-- PROVIDED DATA follows --
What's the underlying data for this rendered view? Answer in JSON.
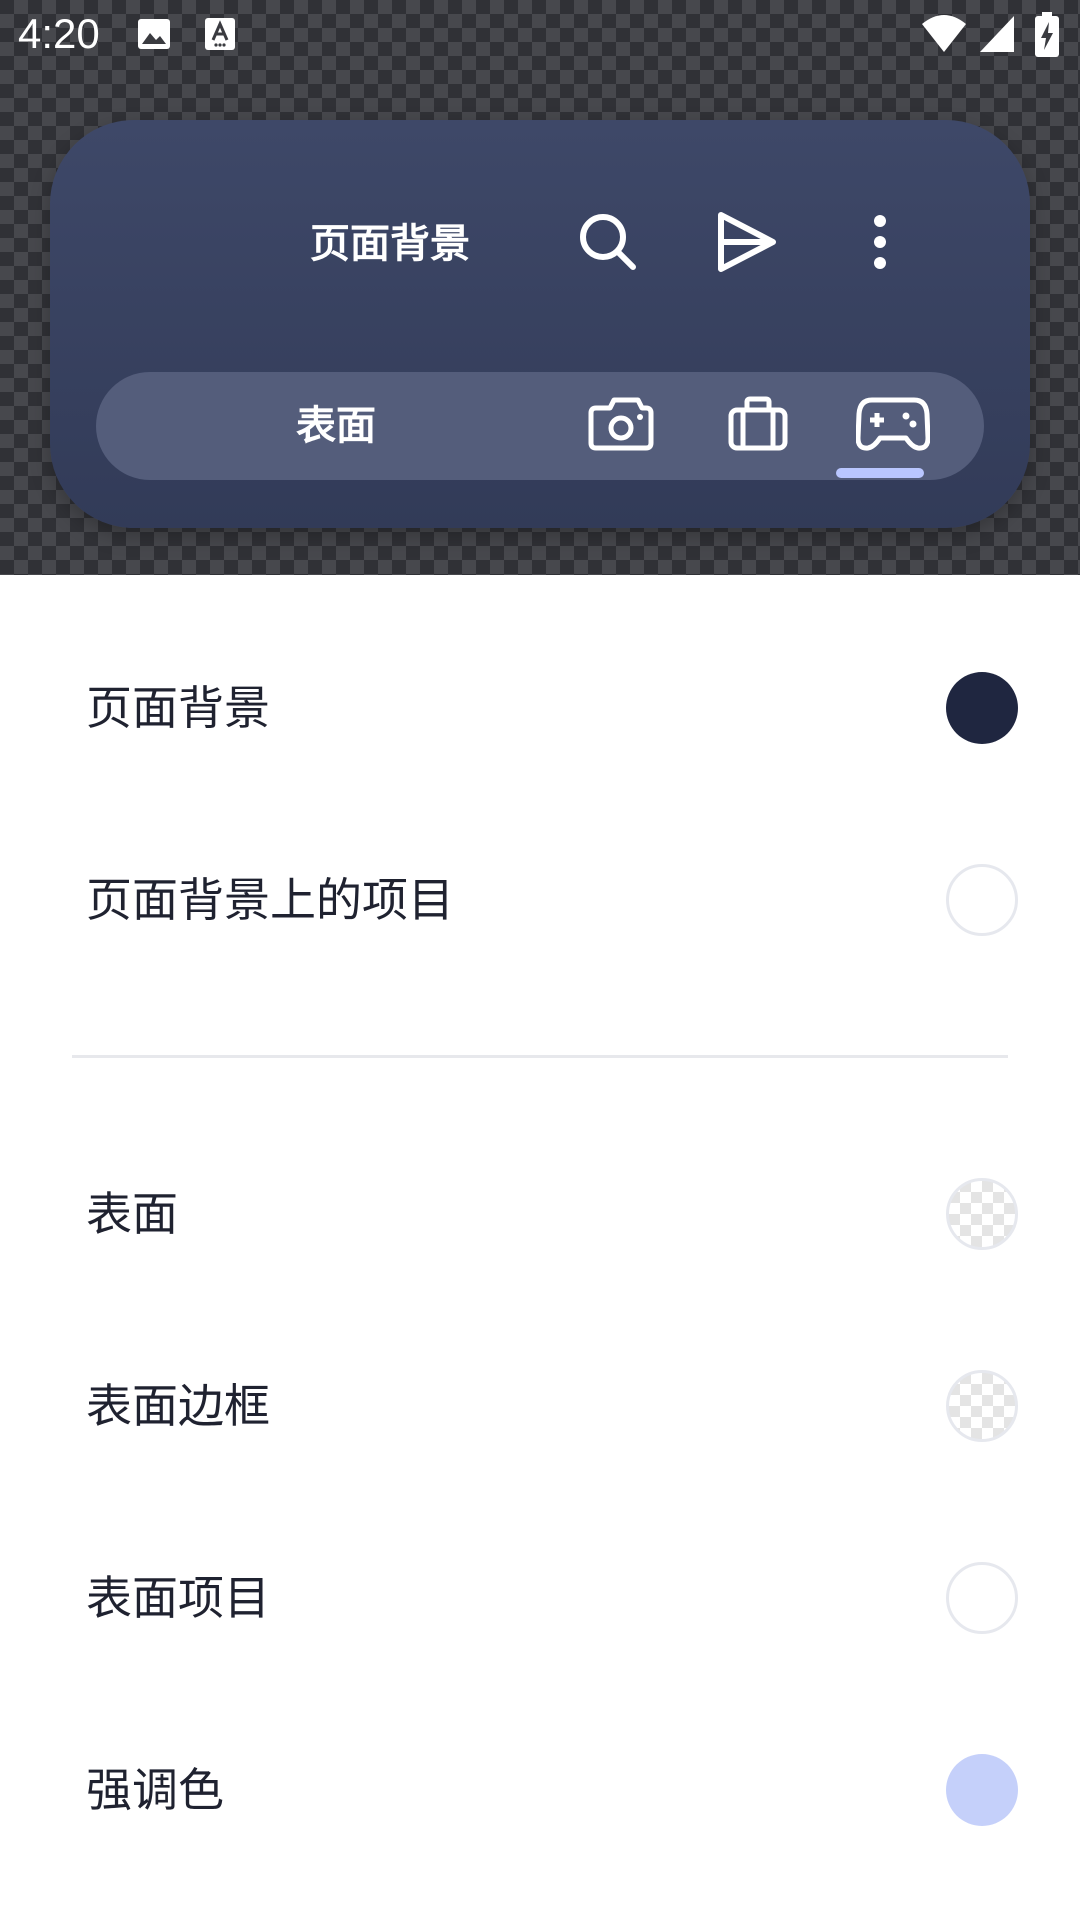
{
  "status_bar": {
    "time": "4:20",
    "icons": [
      "image-notification-icon",
      "font-notification-icon",
      "wifi-icon",
      "signal-icon",
      "battery-charging-icon"
    ]
  },
  "widget": {
    "title": "页面背景",
    "actions": [
      "search-icon",
      "send-icon",
      "more-vertical-icon"
    ],
    "tab_label": "表面",
    "tabs": [
      "camera-icon",
      "briefcase-icon",
      "gamepad-icon"
    ],
    "selected_tab": "gamepad-icon",
    "card_color": "#3a4464",
    "tab_bar_color": "#545d7b",
    "indicator_color": "#b9c6ff"
  },
  "color_list": {
    "items": [
      {
        "label": "页面背景",
        "swatch": "#1f2640",
        "style": "filled"
      },
      {
        "label": "页面背景上的项目",
        "swatch": "#ffffff",
        "style": "outline"
      },
      {
        "label": "表面",
        "swatch": "transparent",
        "style": "checker"
      },
      {
        "label": "表面边框",
        "swatch": "transparent",
        "style": "checker"
      },
      {
        "label": "表面项目",
        "swatch": "#ffffff",
        "style": "outline"
      },
      {
        "label": "强调色",
        "swatch": "#c5d0fa",
        "style": "filled"
      }
    ]
  }
}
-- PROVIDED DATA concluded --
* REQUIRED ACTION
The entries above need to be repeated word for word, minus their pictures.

* EXERCISE SOLUTION
What's the underlying data for this rendered view? Answer in JSON.
{
  "status_bar": {
    "time": "4:20",
    "icons": [
      "image-notification-icon",
      "font-notification-icon",
      "wifi-icon",
      "signal-icon",
      "battery-charging-icon"
    ]
  },
  "widget": {
    "title": "页面背景",
    "actions": [
      "search-icon",
      "send-icon",
      "more-vertical-icon"
    ],
    "tab_label": "表面",
    "tabs": [
      "camera-icon",
      "briefcase-icon",
      "gamepad-icon"
    ],
    "selected_tab": "gamepad-icon",
    "card_color": "#3a4464",
    "tab_bar_color": "#545d7b",
    "indicator_color": "#b9c6ff"
  },
  "color_list": {
    "items": [
      {
        "label": "页面背景",
        "swatch": "#1f2640",
        "style": "filled"
      },
      {
        "label": "页面背景上的项目",
        "swatch": "#ffffff",
        "style": "outline"
      },
      {
        "label": "表面",
        "swatch": "transparent",
        "style": "checker"
      },
      {
        "label": "表面边框",
        "swatch": "transparent",
        "style": "checker"
      },
      {
        "label": "表面项目",
        "swatch": "#ffffff",
        "style": "outline"
      },
      {
        "label": "强调色",
        "swatch": "#c5d0fa",
        "style": "filled"
      }
    ]
  }
}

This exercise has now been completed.